States Rethinking Drug Policy


After decades of sending thousands of people to prison for drug use, states are rethinking their drug policies.

Some states in recent years have eliminated harsh mandatory prison terms for drug possession and recognized that drug use and addiction is more appropriately confronted as a health problem rather than a crime problem.

The tremendous increase in incarceration over the past 40 years is largely explained by the incarceration of minor drug users. At the federal level, prisoners incarcerated on a drug charge comprise half of the prison population, while the number of drug offenders in state prisons has increased thirteen-fold since 1980.

Of the 1,638,846 people arrested in 2010 in the U.S. on nonviolent drug charges, 853,838 (52%) were arrested for a marijuana law violation, and 88% of those charged with marijuana law violations were arrested for possession only, according to the Drug Policy Alliance.

This November, voters in Colorado, Oregon, and Washington will consider ballot measures to decriminalize and regulate marijuana, much as alcohol and tobacco are taxed and regulated.

Polls indicate support in Colorado and Washington for decriminalizing marijuana. A July poll by Survey USA of 630 registered voters in Washington state said 55 percent backed the marijuana decriminalization ballot measure.

Last week, a poll found that Colorado’s Amendment 64 has the support of 51 percent of likely voters surveyed, compared with 40 percent opposed. Across every income bracket and in every age group except those 65 and older, more voters told pollsters they support the measure than oppose it, though some of the leads fall within the 4-percentage-point margin of error.

California voters also have the opportunity this November to limit California’s “Three Strikes” law to people convicted of violent crimes. Passing Proposition 36 would save the cash-strapped state over $100 million per year by reducing the mounting cost of incarcerating aging nonviolent inmates, most of whom were sentenced for drug offenses.

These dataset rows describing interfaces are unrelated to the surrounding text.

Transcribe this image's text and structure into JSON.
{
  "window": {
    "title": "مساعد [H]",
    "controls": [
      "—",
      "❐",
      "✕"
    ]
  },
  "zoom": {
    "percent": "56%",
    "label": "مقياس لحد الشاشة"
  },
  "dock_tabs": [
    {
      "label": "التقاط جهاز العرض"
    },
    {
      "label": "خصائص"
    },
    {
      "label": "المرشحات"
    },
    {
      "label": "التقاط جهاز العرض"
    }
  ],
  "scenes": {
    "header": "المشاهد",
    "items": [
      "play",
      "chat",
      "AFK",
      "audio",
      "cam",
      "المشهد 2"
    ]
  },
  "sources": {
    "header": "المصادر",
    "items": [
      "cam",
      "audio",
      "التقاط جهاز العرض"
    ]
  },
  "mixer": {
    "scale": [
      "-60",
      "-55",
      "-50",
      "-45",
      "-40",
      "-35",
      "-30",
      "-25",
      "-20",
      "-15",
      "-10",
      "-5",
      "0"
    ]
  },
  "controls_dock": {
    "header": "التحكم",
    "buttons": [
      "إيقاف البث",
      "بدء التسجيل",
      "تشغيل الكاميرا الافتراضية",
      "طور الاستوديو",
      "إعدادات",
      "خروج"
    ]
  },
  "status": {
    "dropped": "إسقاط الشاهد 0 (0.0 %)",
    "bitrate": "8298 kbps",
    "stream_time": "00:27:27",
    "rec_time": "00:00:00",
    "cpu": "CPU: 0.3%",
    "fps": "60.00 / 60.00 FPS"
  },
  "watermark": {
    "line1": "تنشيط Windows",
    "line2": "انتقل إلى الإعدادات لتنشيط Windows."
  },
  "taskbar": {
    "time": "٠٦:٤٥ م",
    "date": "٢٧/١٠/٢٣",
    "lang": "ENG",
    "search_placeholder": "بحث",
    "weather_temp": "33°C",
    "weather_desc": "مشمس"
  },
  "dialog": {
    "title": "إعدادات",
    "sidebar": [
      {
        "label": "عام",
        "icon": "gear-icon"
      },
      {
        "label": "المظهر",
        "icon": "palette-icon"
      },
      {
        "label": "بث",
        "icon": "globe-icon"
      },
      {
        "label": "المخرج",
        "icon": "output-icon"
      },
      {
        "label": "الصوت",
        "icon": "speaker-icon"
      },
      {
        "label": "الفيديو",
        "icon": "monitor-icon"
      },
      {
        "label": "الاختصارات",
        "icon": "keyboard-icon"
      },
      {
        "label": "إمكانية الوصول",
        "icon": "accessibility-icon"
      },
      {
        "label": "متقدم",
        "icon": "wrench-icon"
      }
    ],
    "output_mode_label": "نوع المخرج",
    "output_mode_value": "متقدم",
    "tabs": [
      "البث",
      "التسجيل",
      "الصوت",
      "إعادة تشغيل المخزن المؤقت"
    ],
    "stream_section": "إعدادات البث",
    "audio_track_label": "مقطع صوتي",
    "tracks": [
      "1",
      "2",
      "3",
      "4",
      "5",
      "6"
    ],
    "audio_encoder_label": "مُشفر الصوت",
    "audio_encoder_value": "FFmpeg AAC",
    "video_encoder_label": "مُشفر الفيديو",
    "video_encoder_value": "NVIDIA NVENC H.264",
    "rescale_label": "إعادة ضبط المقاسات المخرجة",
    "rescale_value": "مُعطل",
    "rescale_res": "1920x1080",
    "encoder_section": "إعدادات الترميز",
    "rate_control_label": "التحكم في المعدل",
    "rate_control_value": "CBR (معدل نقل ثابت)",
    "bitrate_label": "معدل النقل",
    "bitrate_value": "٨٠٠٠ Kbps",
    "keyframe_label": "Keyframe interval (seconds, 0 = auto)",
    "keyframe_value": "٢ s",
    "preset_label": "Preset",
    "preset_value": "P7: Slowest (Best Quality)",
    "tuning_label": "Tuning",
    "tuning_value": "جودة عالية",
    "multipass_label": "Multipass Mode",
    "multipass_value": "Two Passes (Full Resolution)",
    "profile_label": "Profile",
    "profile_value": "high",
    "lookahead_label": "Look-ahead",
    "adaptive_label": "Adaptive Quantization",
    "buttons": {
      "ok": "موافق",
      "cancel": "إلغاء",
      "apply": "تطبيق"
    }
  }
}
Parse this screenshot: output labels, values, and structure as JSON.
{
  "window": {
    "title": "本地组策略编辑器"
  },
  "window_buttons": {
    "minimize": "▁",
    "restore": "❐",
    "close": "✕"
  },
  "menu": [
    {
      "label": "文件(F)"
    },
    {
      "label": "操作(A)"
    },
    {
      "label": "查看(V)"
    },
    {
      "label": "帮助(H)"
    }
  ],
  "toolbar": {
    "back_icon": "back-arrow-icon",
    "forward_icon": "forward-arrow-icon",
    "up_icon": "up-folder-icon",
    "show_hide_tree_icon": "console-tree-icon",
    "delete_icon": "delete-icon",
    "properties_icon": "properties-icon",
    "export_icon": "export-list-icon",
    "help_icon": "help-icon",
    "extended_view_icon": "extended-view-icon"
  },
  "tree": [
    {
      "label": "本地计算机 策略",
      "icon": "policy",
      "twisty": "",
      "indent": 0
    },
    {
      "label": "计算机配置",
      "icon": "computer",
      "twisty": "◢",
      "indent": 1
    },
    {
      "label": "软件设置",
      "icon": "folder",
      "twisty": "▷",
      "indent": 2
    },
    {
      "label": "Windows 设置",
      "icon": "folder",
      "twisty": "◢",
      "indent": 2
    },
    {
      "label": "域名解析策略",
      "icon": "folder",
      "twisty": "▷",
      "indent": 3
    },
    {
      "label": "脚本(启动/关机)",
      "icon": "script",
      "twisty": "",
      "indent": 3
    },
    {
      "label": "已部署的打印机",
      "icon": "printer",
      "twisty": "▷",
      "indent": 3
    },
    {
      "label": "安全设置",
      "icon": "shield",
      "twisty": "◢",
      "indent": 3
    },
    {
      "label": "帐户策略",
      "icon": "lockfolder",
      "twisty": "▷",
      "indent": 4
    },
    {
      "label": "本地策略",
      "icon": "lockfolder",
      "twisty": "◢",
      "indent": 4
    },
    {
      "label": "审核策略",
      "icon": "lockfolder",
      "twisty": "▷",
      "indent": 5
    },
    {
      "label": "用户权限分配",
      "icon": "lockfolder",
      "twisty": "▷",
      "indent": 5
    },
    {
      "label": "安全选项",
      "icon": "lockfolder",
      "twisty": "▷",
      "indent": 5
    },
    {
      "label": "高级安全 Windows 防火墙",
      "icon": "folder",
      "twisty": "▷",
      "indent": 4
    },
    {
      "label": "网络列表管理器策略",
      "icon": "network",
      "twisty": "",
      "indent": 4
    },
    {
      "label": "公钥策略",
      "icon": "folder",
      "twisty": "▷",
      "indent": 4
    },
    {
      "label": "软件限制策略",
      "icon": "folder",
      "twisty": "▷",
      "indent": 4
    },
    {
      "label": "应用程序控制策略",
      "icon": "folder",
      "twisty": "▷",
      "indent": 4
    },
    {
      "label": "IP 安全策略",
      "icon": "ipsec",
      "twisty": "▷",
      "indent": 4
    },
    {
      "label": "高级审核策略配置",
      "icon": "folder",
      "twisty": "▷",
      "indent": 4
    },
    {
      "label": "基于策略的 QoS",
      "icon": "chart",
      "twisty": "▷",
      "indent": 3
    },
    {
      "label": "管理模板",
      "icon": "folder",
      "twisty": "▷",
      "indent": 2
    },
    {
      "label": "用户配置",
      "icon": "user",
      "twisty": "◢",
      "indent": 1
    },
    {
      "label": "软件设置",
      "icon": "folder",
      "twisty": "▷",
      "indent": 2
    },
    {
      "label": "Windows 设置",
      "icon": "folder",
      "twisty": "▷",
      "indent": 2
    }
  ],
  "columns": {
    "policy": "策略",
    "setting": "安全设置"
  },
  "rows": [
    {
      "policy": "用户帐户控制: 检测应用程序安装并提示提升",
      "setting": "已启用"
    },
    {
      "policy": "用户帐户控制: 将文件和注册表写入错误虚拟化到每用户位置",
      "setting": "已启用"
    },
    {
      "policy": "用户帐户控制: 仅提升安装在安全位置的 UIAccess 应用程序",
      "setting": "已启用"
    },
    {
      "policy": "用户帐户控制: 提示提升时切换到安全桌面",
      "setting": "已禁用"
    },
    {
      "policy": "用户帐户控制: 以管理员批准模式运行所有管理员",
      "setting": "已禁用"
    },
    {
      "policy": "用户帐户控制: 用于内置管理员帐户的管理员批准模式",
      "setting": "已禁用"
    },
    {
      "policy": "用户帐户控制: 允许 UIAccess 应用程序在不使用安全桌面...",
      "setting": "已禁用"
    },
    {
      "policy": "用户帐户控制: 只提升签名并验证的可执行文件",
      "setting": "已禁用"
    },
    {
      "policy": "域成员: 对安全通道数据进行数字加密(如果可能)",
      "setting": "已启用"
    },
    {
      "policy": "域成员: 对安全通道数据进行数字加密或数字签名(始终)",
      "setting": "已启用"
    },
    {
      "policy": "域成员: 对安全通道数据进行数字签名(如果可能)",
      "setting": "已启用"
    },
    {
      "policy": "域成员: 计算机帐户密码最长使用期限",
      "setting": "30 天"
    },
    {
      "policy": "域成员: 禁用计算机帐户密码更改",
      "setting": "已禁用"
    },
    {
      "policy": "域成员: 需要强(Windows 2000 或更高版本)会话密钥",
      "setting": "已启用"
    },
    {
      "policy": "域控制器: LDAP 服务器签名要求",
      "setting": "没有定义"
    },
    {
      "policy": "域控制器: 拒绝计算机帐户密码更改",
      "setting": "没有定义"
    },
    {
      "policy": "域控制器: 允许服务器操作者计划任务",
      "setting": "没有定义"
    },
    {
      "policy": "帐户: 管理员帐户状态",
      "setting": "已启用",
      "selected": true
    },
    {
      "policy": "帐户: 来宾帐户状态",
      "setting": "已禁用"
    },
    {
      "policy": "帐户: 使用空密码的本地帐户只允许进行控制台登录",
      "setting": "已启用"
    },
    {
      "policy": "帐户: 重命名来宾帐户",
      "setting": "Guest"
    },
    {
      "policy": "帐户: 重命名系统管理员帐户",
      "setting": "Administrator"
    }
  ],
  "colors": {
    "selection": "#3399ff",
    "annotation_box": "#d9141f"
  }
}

Richard Branson, who works with the Global Commission on Drug Policy and Drug Policy Alliance, organizations that promote alternatives to current drug policy, interviewed EJI’s Bryan Stevenson about the impact of drug laws on mass incarceration in the U.S. “The prison population in the United States in 1972 was 300,000 people,” Stevenson said. “Today it’s 2.3 million, and a lot of that has been of course a part of the drug policy.”